I'm excited because Github Pages is powerful, verrrrry flexible, and totally free. AFAIK, it's the only major blog/web host that gives you free SSL, backed by a high quality CDN (since everything is static files).

To promote the occasion and nudge Github to take it further, I wrote up my own experience, and a little how-to for forcing redirects via Jekyll:

Along with Cloudflare's 2014 plan to offer SSL termination for free, and their stated plan to double SSL on the Internet by end of year, the barrier to HTTPS everywhere is dropping rapidly.

cryptography mailing list
ianG | 4 Apr 15:09 2014


Has anyone looked at Tails?

 Crucial encryption tool enabled NSA reporting on shoestring budget

Big players in Snowden revelations publicly praise Tails, in hope of
gaining much-needed funding for the tool

While followers of the NSA leaks stories and everyday privacy
enthusiasts may be well acquainted with encryption tools like PGP, the
best-practice privacy tool — the operating system enabling much of the
Snowden leaks reporting — is known to few but experts.

On Wednesday, however, three key NSA revelation journalists (Laura
Poitras, Glenn Greenwald and Bart Gellman) spoke publicly about the
importance of Tails — a tool that forces privacy best-practices by
default. As Trevor Timm reported, it’s essentially the sine qua non of
reporting on sensitive stories. However, as Timm notes, the “vital” tool
“is incredibly underfunded. Tails’ 2013 expense report shows that they
only had an operating budget of around 42,000 euros, which is less than
$60,000.” In an effort to garner donations, the journalists spoke out
for the first time at the Freedom of the Press Foundation site about
Tails’ importance:
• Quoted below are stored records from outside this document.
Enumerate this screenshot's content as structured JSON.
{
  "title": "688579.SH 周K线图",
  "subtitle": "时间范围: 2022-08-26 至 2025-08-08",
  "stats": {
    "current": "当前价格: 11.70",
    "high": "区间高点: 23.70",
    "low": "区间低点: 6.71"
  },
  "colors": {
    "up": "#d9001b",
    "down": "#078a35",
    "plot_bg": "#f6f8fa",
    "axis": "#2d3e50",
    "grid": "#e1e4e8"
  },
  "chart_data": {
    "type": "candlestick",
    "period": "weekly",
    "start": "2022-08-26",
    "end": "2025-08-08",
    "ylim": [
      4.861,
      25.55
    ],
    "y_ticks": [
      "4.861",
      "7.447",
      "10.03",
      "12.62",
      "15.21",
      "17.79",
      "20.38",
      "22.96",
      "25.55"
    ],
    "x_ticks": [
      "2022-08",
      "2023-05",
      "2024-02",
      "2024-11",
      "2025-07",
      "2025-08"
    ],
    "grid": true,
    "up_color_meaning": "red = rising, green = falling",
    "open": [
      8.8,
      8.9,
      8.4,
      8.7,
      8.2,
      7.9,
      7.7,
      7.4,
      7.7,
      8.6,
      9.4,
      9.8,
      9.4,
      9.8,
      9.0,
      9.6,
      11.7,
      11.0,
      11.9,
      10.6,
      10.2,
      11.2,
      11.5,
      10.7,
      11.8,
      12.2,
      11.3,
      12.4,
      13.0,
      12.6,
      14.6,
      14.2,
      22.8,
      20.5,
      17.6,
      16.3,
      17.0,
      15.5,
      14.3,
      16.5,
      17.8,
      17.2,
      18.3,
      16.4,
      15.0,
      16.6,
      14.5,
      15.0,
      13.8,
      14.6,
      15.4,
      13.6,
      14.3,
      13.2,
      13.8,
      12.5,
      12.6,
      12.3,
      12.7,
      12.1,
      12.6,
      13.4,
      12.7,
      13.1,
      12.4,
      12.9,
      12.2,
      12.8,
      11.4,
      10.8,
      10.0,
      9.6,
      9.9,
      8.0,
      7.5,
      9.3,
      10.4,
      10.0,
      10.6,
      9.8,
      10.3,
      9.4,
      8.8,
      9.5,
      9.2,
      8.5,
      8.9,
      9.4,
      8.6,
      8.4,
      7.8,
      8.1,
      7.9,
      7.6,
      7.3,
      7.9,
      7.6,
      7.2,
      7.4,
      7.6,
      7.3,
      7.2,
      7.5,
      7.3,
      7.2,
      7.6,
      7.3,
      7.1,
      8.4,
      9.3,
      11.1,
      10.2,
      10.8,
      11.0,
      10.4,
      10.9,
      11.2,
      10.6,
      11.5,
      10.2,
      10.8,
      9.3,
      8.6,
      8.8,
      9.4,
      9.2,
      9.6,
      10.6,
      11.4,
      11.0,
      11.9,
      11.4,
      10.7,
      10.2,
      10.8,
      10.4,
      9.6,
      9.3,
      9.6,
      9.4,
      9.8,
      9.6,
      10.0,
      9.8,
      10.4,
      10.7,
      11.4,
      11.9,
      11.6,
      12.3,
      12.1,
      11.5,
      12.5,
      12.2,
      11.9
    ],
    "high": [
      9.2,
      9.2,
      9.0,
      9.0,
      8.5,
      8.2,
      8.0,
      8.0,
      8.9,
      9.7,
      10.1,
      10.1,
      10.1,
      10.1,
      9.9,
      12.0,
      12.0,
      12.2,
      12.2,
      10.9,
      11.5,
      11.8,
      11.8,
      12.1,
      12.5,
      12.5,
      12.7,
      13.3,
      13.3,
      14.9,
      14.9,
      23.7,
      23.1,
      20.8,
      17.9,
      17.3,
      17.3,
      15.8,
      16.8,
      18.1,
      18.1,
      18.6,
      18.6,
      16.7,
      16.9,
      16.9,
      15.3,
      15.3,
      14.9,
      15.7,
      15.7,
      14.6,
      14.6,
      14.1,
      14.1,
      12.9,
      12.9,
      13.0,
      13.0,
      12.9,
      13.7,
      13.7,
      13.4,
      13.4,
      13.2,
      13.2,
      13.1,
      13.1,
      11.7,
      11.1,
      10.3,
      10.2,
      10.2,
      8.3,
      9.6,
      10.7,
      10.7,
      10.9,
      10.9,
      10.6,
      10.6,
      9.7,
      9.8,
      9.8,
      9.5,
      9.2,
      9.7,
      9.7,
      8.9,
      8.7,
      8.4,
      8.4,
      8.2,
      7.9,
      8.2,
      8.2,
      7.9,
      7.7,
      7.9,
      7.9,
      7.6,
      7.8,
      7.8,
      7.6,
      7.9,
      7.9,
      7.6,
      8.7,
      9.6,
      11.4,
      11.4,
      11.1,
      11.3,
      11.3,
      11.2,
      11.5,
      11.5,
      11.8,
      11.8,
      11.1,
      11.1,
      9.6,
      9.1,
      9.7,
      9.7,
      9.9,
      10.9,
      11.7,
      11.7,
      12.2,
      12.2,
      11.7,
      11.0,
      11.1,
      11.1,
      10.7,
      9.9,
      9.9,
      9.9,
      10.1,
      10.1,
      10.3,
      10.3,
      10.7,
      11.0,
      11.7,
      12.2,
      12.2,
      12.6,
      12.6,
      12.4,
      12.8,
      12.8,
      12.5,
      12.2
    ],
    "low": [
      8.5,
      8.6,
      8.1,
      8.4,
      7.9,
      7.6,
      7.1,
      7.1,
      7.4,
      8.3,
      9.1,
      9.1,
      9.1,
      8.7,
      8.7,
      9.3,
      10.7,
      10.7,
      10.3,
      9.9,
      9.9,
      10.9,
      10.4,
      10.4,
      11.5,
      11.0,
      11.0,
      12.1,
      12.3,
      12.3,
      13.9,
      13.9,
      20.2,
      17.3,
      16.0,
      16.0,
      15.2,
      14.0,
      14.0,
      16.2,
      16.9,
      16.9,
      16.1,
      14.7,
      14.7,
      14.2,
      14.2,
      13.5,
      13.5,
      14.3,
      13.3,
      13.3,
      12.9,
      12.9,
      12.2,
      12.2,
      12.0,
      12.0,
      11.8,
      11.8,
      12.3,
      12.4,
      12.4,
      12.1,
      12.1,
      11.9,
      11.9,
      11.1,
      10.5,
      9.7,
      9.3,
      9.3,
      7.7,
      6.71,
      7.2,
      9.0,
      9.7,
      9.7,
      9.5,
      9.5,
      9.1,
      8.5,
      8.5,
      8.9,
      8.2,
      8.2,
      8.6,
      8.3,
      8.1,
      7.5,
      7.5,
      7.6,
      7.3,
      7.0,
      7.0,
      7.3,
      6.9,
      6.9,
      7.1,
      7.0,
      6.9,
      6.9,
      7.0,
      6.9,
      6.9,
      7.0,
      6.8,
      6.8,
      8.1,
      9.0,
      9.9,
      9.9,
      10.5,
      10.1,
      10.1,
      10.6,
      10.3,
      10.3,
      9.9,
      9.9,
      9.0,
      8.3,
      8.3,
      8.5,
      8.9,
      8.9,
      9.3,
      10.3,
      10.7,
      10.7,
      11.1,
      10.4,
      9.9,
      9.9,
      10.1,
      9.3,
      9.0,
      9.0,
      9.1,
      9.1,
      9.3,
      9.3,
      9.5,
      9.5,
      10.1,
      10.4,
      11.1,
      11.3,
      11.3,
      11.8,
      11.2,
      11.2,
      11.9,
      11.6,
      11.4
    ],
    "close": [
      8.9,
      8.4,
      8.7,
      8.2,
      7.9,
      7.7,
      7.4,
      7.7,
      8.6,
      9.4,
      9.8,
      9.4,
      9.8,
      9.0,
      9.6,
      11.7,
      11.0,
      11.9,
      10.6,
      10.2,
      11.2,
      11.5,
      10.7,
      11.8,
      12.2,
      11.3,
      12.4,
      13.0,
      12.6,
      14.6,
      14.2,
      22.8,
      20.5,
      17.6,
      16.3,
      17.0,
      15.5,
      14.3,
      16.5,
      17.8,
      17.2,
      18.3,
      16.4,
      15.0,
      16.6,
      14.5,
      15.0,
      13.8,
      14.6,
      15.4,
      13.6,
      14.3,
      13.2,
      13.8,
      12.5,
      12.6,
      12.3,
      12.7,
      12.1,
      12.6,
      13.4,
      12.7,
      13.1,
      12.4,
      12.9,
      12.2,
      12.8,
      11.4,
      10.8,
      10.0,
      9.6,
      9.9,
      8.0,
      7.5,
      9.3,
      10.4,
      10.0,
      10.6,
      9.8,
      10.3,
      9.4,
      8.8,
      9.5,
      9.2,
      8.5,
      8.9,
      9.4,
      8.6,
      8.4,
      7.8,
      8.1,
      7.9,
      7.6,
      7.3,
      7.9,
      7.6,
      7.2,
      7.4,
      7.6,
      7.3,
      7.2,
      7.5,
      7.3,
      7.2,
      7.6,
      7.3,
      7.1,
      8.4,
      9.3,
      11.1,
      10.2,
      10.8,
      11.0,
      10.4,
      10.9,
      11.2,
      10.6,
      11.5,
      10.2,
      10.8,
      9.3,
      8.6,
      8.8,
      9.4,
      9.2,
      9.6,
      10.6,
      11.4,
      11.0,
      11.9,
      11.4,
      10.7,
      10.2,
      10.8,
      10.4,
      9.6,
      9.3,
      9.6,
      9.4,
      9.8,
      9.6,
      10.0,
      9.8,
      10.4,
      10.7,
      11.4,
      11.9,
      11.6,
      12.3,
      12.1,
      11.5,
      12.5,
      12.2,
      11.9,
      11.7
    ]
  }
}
    Laura Poitras: “I’ve been reluctant to go into details about the
different steps I took to communicate securely with Snowden to avoid
those methods being targeted. Now that Tails gives a green light, I can
say it has been an essential tool for reporting the NSA story. It is an
all-in-one secure digital communication system (GPG email, OTR chat, Tor
web browser, encrypted storage) that is small enough to swallow. I’m
very thankful to the Tail developers for building this tool.”

    Glenn Greenwald: “Tails have been vital to my ability to work
securely on the NSA story. The more I’ve come to learn about
communications security, the more central Tails has become to my approach.”

    Barton Gellman: “Privacy and encryption work, but it’s too easy to
make a mistake that exposes you. Tails puts the essential tools in one
place, with a design that makes it hard to screw them up. I could not
have talked to Edward Snowden without this kind of protection. I wish
I’d had it years ago.”

Timm ran down the key aspects of how Tails renders best-practice privacy
communications a default for its users:

    It forces all of your web traffic through the Tor anonymity network,
so you don’t have to configure any of the settings on any program.
    It allows you to use GPG encryption when you are emailing and/or OTR
encryption while instant messaging, right out of the box.
    It allows journalists to work on sensitive documents, edit audio and
video, and store all their files encrypted.
    Critically, Tails never actually touches your hard drive and
securely wipes everything you’ve done every time you shut it down
(unless you specifically save it on an encrypted drive). This serves two
important purposes: first, it helps journalists who are operating in
environments or on networks that may already be compromised by
governments or criminals.

Natasha Lennard

Natasha Lennard is an assistant news editor at Salon, covering
non-electoral politics, general news and rabble-rousing. Follow her on
Twitter  <at> natashalennard, email nlennard@...